Read our first hand interview with J.D. Applen; author of Writing for the Web.
This interview delves into a discussion of composition, coding, and construction of Web sites and asks J.D. Applen about some of the content from his new book.
J.D. Applen, in your book you talk about ”beautiful” and “competently constructed” websites which invite audiences to interact with material; what is the most beautiful Web site you have encountered recently?
The most beautiful Web site is one that a student builds from scratch—one that presents her writing, research, and technical skills and thus captures her industry, imagination, and personality. Many students use a social media site to present themselves online, but these are cookie cutter venues where people define themselves largely through their connections to other people or interests such as bands, television shows, and other links on the same social media site. I think they should take more control of their online presence. In one project detailed in the book, I ask each student to code a Web site that is based on 1) a brief autobiography she writes with complementary graphics, 2) an image map she puts in place to describe something unique about her life and creativity, 3) a set of her own writing samples, 4) a resume, and 5) a set of links to professional Web sites that demonstrate her career path, aspirations, and good character. What is key here is that everything is “composed, coded, and constructed” by the student who comes to learn and understand the technology involved.
What inspired you to write about book on Writing for the Web?
I have been teaching a course entitled “Writing and Hypertext” for some years, but to cover what needed to be covered, I asked the students to buy several texts that included a book on HTML/CSS coding, and for awhile, one on writing. I also provided some articles for the students to read on media theory. There was not one complete text that covered all of these elements in a humanities-based course on Web site construction and writing, and even the best sources did not quite meet our needs.
For example, the books on HTML/CSS coding never showed how all of the jazzy coding techniques that were described in them could be put together to allow the students to produce two projects that I think they should have in their personal portfolios: a personal Web site and an informational Web site. In our Technical Communication track in the Department of English at UCF, we like our students to be able to go on the market with projects so they can show prospective employers just what they have done. The same holds true for books on how to write for the Web; while they explain some general theories on writing styles and how to link texts, they do not demonstrate how to put them all together into one package, a complete project.
The subtitle of your book, Composing, Coding, and Constructing Web Sites, illustrates how the book covers theory, technology and practice; how did you decide to present this mixture of topics for the reader?
To be digitally literate means that you can produce content and present it in an online environment with simple tools and technologies; this is the composing, coding, and constructing that we use for the subtitle. Students in the digital humanities can learn how HTML and CSS coding can help them do this. It is especially important that they know how CSS is used for basic layout architectures, not just simple styling. This will allow them to work with other professionals in the field on large-scale Web sites. To just know how to read and write and not code, or to just know how to code but not produce content is not enough; both of these skills are required to be digitally literate.

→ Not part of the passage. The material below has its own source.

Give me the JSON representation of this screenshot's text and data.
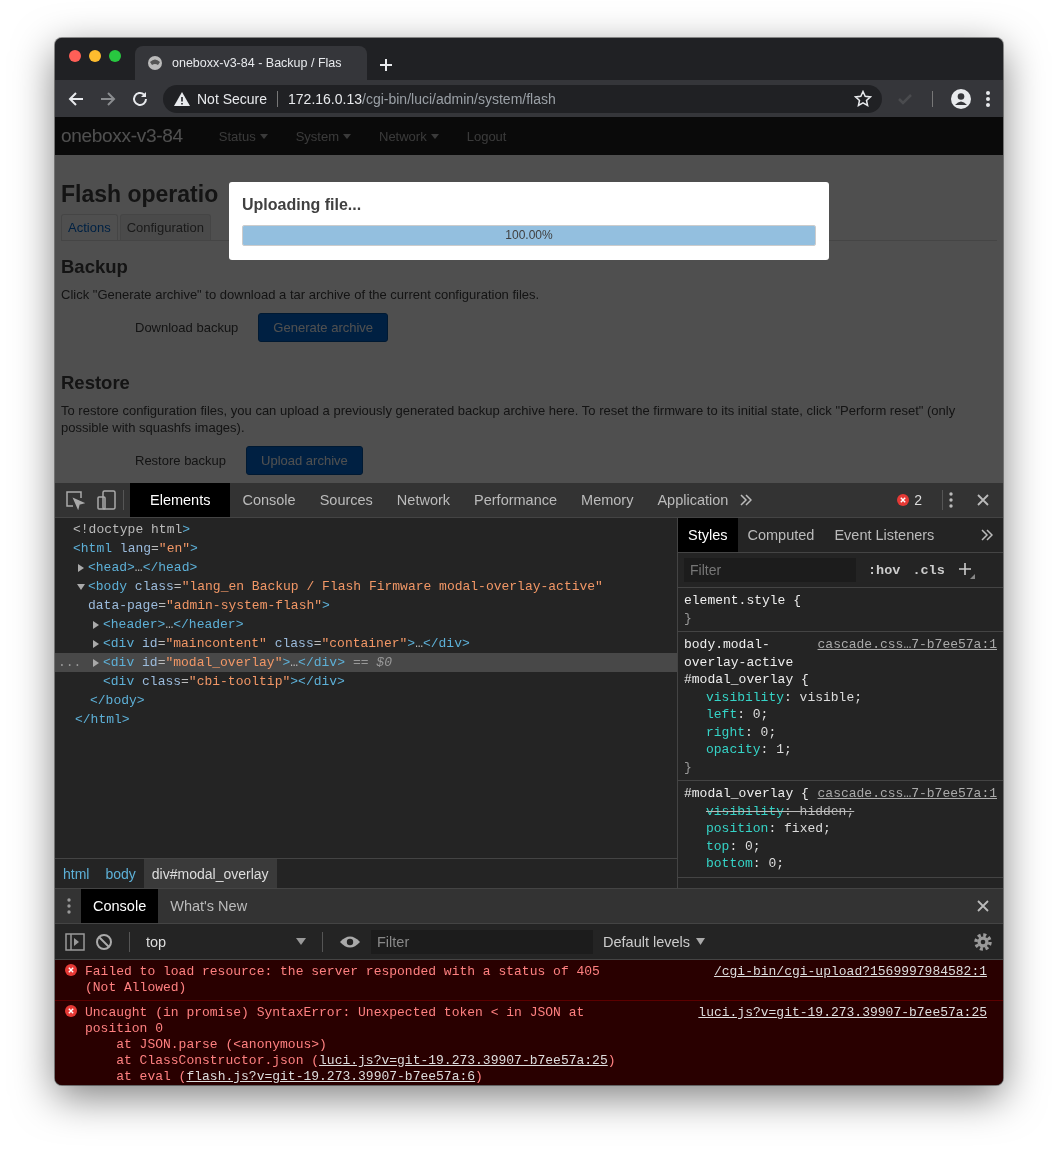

What is your favourite example in the book?
In terms of content, the second major project in the book, the informational Web site, is based on Tim Berners-Lee. Everyone should know about his contribution; if anyone invented the Internet, it was Tim Berners-Lee, and he did so with the idea that it should be free and not controlled by governments and corporations. In terms of technology, this project is built around a CSS layout architecture that allows students the option of using breadcrumbs or drop down menus, and the rhetorical theory in this book supports this technology and allows students to best understand how complicated architectures work.
Can you sum up the book in a single sentence?
This challenges students to assume the role of a competent media theorist, technician, rhetorician, and Web site architect.
Tell us an unusual fact about yourself and your book; what do you hope resonates with the reader?
While not necessarily “unusual,” I strongly believe that a well-educated citizenry is an essential component of a free society. Working with students on their research and writing skills so they can put their ideas online allows their voices to be heard, and this supports such a society. There are now new programs at universities that call for “digital literacy” or “digital humanities” skills, and this text also supports these disciplines.
Writing for the Web unites theory, technology, and practice to explore writing and hypertext for website creation. It integrates such key topics as XHTML/CSS coding, writing (prose) for the Web, the rhetorical needs of the audience, theories of hypertext, usability and architecture, and the basics…
Paperback – 2013-06-26